The Department of Transportation and Public Facilities is seeking community input on how to reduce the number of crashes at the Egan/Yandukin intersection, or the Fred Meyer intersection.
“We understand how critical that infrastructure is,” said Christopher Goins, design group chief for DOT’s southcoast region. “This is the key link between the Mendenhall Valley, Lemon Creek and downtown. We are all impacted.”
While there haven’t been any fatal accidents at that intersection, DOT said there have been six major injury crashes there in the past 13 years. Major injury crashes require someone to be transported to the hospital afterward.
More than half of those crashes happen between November and January, and DOT officials believe that has to do with less daylight and harsher weather. Forty-six percent of crashes there involve vehicles making left turns across Egan Drive.
“This time of year it’s a lot darker and environmental conditions change,” James Brown, engineering manager at DOT’s southcoast region, said.
The staff at DOT agree that something needs to be done. The problem is what, and how are they going to pay for it. Previous projects on Egan Drive have been funded by the Highway Safety Improvement Program, according to David Epstein, regional traffic and safety engineer. HSIP is a speacial pot of money, Epstein said, meant to fund projects that save lives and eliminate the cause of serious injury crashes.
Across the state, there’s roughly $67.2 million in the HSIP fund, Epstein said. The issue is that the various regions in the state are in competition with one another. Because other regions have much larger populations than the southcoast region, they tend to use up a large amount of that fund.

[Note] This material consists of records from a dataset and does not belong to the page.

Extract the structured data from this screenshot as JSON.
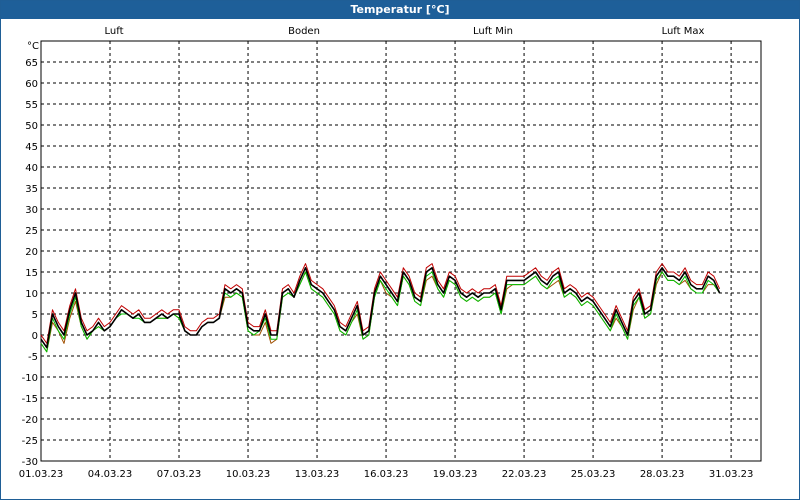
{
  "window": {
    "title": "Temperatur [°C]"
  },
  "chart_data": {
    "type": "line",
    "title": "Temperatur [°C]",
    "ylabel": "°C",
    "ylim": [
      -30,
      70
    ],
    "yticks": [
      65,
      60,
      55,
      50,
      45,
      40,
      35,
      30,
      25,
      20,
      15,
      10,
      5,
      0,
      -5,
      -10,
      -15,
      -20,
      -25,
      -30
    ],
    "xlim": [
      0,
      31.3
    ],
    "xticks": [
      {
        "day": 0,
        "label": "01.03.23"
      },
      {
        "day": 3,
        "label": "04.03.23"
      },
      {
        "day": 6,
        "label": "07.03.23"
      },
      {
        "day": 9,
        "label": "10.03.23"
      },
      {
        "day": 12,
        "label": "13.03.23"
      },
      {
        "day": 15,
        "label": "16.03.23"
      },
      {
        "day": 18,
        "label": "19.03.23"
      },
      {
        "day": 21,
        "label": "22.03.23"
      },
      {
        "day": 24,
        "label": "25.03.23"
      },
      {
        "day": 27,
        "label": "28.03.23"
      },
      {
        "day": 30,
        "label": "31.03.23"
      }
    ],
    "grid": true,
    "legend_position": "top",
    "x": [
      0,
      0.25,
      0.5,
      0.75,
      1,
      1.25,
      1.5,
      1.75,
      2,
      2.25,
      2.5,
      2.75,
      3,
      3.25,
      3.5,
      3.75,
      4,
      4.25,
      4.5,
      4.75,
      5,
      5.25,
      5.5,
      5.75,
      6,
      6.25,
      6.5,
      6.75,
      7,
      7.25,
      7.5,
      7.75,
      8,
      8.25,
      8.5,
      8.75,
      9,
      9.25,
      9.5,
      9.75,
      10,
      10.25,
      10.5,
      10.75,
      11,
      11.25,
      11.5,
      11.75,
      12,
      12.25,
      12.5,
      12.75,
      13,
      13.25,
      13.5,
      13.75,
      14,
      14.25,
      14.5,
      14.75,
      15,
      15.25,
      15.5,
      15.75,
      16,
      16.25,
      16.5,
      16.75,
      17,
      17.25,
      17.5,
      17.75,
      18,
      18.25,
      18.5,
      18.75,
      19,
      19.25,
      19.5,
      19.75,
      20,
      20.25,
      20.5,
      20.75,
      21,
      21.25,
      21.5,
      21.75,
      22,
      22.25,
      22.5,
      22.75,
      23,
      23.25,
      23.5,
      23.75,
      24,
      24.25,
      24.5,
      24.75,
      25,
      25.25,
      25.5,
      25.75,
      26,
      26.25,
      26.5,
      26.75,
      27,
      27.25,
      27.5,
      27.75,
      28,
      28.25,
      28.5,
      28.75,
      29,
      29.25,
      29.5,
      29.75,
      30,
      30.25,
      30.5,
      30.75,
      31,
      31.25
    ],
    "series": [
      {
        "name": "Luft",
        "color": "#0000c0",
        "values": [
          -1,
          -3,
          5,
          2,
          0,
          6,
          10,
          3,
          0,
          1,
          3,
          1,
          2,
          4,
          6,
          5,
          4,
          5,
          3,
          3,
          4,
          5,
          4,
          5,
          5,
          1,
          0,
          0,
          2,
          3,
          3,
          4,
          11,
          10,
          11,
          10,
          2,
          1,
          1,
          5,
          0,
          0,
          10,
          11,
          9,
          13,
          16,
          12,
          11,
          10,
          8,
          6,
          2,
          1,
          4,
          7,
          0,
          1,
          10,
          14,
          12,
          10,
          8,
          15,
          13,
          9,
          8,
          15,
          16,
          12,
          10,
          14,
          13,
          10,
          9,
          10,
          9,
          10,
          10,
          11,
          6,
          13,
          13,
          13,
          13,
          14,
          15,
          13,
          12,
          14,
          15,
          10,
          11,
          10,
          8,
          9,
          8,
          6,
          4,
          2,
          6,
          3,
          0,
          8,
          10,
          5,
          6,
          14,
          16,
          14,
          14,
          13,
          15,
          12,
          11,
          11,
          14,
          13,
          10
        ]
      },
      {
        "name": "Boden",
        "color": "#a05000",
        "values": [
          -2,
          -4,
          3,
          1,
          -2,
          4,
          8,
          2,
          -1,
          1,
          2,
          1,
          2,
          4,
          6,
          5,
          4,
          5,
          3,
          3,
          4,
          4,
          4,
          5,
          4,
          1,
          0,
          0,
          2,
          3,
          3,
          4,
          9,
          9,
          10,
          9,
          1,
          0,
          0,
          3,
          -2,
          -1,
          9,
          10,
          9,
          12,
          15,
          11,
          10,
          9,
          7,
          5,
          1,
          0,
          3,
          5,
          -1,
          0,
          9,
          13,
          10,
          9,
          7,
          14,
          12,
          8,
          7,
          13,
          14,
          11,
          9,
          13,
          12,
          9,
          8,
          9,
          8,
          9,
          9,
          10,
          5,
          11,
          12,
          12,
          12,
          13,
          14,
          12,
          11,
          12,
          13,
          9,
          10,
          9,
          7,
          8,
          7,
          5,
          3,
          1,
          4,
          2,
          -1,
          6,
          9,
          4,
          5,
          12,
          15,
          13,
          13,
          12,
          13,
          11,
          10,
          10,
          12,
          12,
          10
        ]
      },
      {
        "name": "Luft Min",
        "color": "#00c000",
        "values": [
          -2,
          -4,
          4,
          1,
          -1,
          5,
          9,
          2,
          -1,
          1,
          2,
          1,
          2,
          4,
          5,
          5,
          4,
          4,
          3,
          3,
          4,
          4,
          4,
          5,
          4,
          1,
          0,
          0,
          2,
          3,
          3,
          4,
          10,
          9,
          10,
          9,
          1,
          0,
          1,
          4,
          -1,
          -1,
          9,
          10,
          9,
          12,
          15,
          11,
          10,
          9,
          7,
          5,
          1,
          0,
          3,
          6,
          -1,
          0,
          9,
          13,
          11,
          9,
          7,
          14,
          12,
          8,
          7,
          14,
          15,
          11,
          9,
          13,
          12,
          9,
          8,
          9,
          8,
          9,
          9,
          10,
          5,
          12,
          12,
          12,
          12,
          13,
          14,
          12,
          11,
          13,
          14,
          9,
          10,
          9,
          7,
          8,
          7,
          5,
          3,
          1,
          5,
          2,
          -1,
          7,
          9,
          4,
          5,
          13,
          15,
          13,
          13,
          12,
          14,
          11,
          10,
          10,
          13,
          12,
          10
        ]
      },
      {
        "name": "Luft Max",
        "color": "#c00000",
        "values": [
          0,
          -2,
          6,
          3,
          1,
          7,
          11,
          4,
          1,
          2,
          4,
          2,
          3,
          5,
          7,
          6,
          5,
          6,
          4,
          4,
          5,
          6,
          5,
          6,
          6,
          2,
          1,
          1,
          3,
          4,
          4,
          5,
          12,
          11,
          12,
          11,
          3,
          2,
          2,
          6,
          1,
          1,
          11,
          12,
          10,
          14,
          17,
          13,
          12,
          11,
          9,
          7,
          3,
          2,
          5,
          8,
          1,
          2,
          11,
          15,
          13,
          11,
          9,
          16,
          14,
          10,
          9,
          16,
          17,
          13,
          11,
          15,
          14,
          11,
          10,
          11,
          10,
          11,
          11,
          12,
          7,
          14,
          14,
          14,
          14,
          15,
          16,
          14,
          13,
          15,
          16,
          11,
          12,
          11,
          9,
          10,
          9,
          7,
          5,
          3,
          7,
          4,
          1,
          9,
          11,
          6,
          7,
          15,
          17,
          15,
          15,
          14,
          16,
          13,
          12,
          12,
          15,
          14,
          11
        ]
      }
    ]
  }
}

Another issue for DOT is that on paper, the Egan/Yandukin intersection appears to be an average intersection.
“The data is telling us the incidents and severity is average,” Brown said. “It’s very visible when people go through, and because of the way the corridor is set up, there’s a chance you could be sitting there for a while.”
So while the intersection may appear to be average just by the numbers, its impact on the community is significant. That’s why DOT officials said they want community input on possible solutions.
“DOT cannot make the decision for the community,” Goins said. “You don’t have to go too far to find out there’s a lot interesting ideas.”
DOT is hoping that by coming up with an alternative with strong community backing, they can make a strong case to secure the necessary funding.
DOT will be holding a public open house on Tuesday, Nov. 19 at the Nugget Mall Community Room from 4-7 p.m.
DOT has also set up a website for the project.
In the meantime, DOT officials encourage the public to be extra vigilant while traveling, and to take care when making left turns across Egan Drive.
• Contact reporter Peter Segall at 523-2228 or firstname.lastname@example.org.